• _Your assignment_: Return each record shown beneath, word for word.

• _Exercise material_:
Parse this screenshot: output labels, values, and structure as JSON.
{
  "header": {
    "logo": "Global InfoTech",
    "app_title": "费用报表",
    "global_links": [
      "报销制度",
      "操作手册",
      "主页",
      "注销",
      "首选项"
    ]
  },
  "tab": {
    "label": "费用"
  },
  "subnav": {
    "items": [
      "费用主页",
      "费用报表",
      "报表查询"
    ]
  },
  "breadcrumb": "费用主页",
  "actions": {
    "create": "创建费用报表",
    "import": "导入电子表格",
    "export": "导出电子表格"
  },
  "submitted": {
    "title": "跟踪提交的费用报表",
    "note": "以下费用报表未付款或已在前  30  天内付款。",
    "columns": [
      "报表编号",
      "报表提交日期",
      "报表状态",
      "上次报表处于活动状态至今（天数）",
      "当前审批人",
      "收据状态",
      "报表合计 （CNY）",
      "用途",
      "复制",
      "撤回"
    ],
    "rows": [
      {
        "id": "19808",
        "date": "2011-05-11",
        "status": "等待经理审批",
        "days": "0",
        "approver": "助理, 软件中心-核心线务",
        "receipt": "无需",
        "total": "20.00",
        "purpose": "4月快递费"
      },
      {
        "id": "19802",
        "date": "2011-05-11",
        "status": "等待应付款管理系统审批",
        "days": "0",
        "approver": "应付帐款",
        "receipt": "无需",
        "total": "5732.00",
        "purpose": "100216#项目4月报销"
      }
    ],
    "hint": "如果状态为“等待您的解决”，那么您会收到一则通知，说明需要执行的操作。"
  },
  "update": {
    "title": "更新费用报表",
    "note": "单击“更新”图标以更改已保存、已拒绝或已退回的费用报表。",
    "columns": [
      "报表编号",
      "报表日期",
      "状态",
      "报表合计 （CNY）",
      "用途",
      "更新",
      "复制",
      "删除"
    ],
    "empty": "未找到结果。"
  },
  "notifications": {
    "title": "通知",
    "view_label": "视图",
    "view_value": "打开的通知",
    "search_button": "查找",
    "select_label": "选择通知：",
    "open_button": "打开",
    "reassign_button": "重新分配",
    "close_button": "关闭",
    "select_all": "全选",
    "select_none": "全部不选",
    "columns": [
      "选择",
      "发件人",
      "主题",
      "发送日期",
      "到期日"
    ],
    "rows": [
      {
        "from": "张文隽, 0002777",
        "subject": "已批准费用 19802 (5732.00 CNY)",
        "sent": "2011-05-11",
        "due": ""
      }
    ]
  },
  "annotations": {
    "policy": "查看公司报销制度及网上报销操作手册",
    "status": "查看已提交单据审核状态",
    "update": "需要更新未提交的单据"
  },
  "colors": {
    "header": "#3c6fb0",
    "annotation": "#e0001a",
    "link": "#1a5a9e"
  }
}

• _Written reply_:
Parse this screenshot: output labels, values, and structure as JSON.
{
  "header": {
    "logo": "Global InfoTech",
    "app_title": "费用报表",
    "global_links": [
      "报销制度",
      "操作手册",
      "主页",
      "注销",
      "首选项"
    ]
  },
  "tab": {
    "label": "费用"
  },
  "subnav": {
    "items": [
      "费用主页",
      "费用报表",
      "报表查询"
    ]
  },
  "breadcrumb": "费用主页",
  "actions": {
    "create": "创建费用报表",
    "import": "导入电子表格",
    "export": "导出电子表格"
  },
  "submitted": {
    "title": "跟踪提交的费用报表",
    "note": "以下费用报表未付款或已在前  30  天内付款。",
    "columns": [
      "报表编号",
      "报表提交日期",
      "报表状态",
      "上次报表处于活动状态至今（天数）",
      "当前审批人",
      "收据状态",
      "报表合计 （CNY）",
      "用途",
      "复制",
      "撤回"
    ],
    "rows": [
      {
        "id": "19808",
        "date": "2011-05-11",
        "status": "等待经理审批",
        "days": "0",
        "approver": "助理, 软件中心-核心线务",
        "receipt": "无需",
        "total": "20.00",
        "purpose": "4月快递费"
      },
      {
        "id": "19802",
        "date": "2011-05-11",
        "status": "等待应付款管理系统审批",
        "days": "0",
        "approver": "应付帐款",
        "receipt": "无需",
        "total": "5732.00",
        "purpose": "100216#项目4月报销"
      }
    ],
    "hint": "如果状态为“等待您的解决”，那么您会收到一则通知，说明需要执行的操作。"
  },
  "update": {
    "title": "更新费用报表",
    "note": "单击“更新”图标以更改已保存、已拒绝或已退回的费用报表。",
    "columns": [
      "报表编号",
      "报表日期",
      "状态",
      "报表合计 （CNY）",
      "用途",
      "更新",
      "复制",
      "删除"
    ],
    "empty": "未找到结果。"
  },
  "notifications": {
    "title": "通知",
    "view_label": "视图",
    "view_value": "打开的通知",
    "search_button": "查找",
    "select_label": "选择通知：",
    "open_button": "打开",
    "reassign_button": "重新分配",
    "close_button": "关闭",
    "select_all": "全选",
    "select_none": "全部不选",
    "columns": [
      "选择",
      "发件人",
      "主题",
      "发送日期",
      "到期日"
    ],
    "rows": [
      {
        "from": "张文隽, 0002777",
        "subject": "已批准费用 19802 (5732.00 CNY)",
        "sent": "2011-05-11",
        "due": ""
      }
    ]
  },
  "annotations": {
    "policy": "查看公司报销制度及网上报销操作手册",
    "status": "查看已提交单据审核状态",
    "update": "需要更新未提交的单据"
  },
  "colors": {
    "header": "#3c6fb0",
    "annotation": "#e0001a",
    "link": "#1a5a9e"
  }
}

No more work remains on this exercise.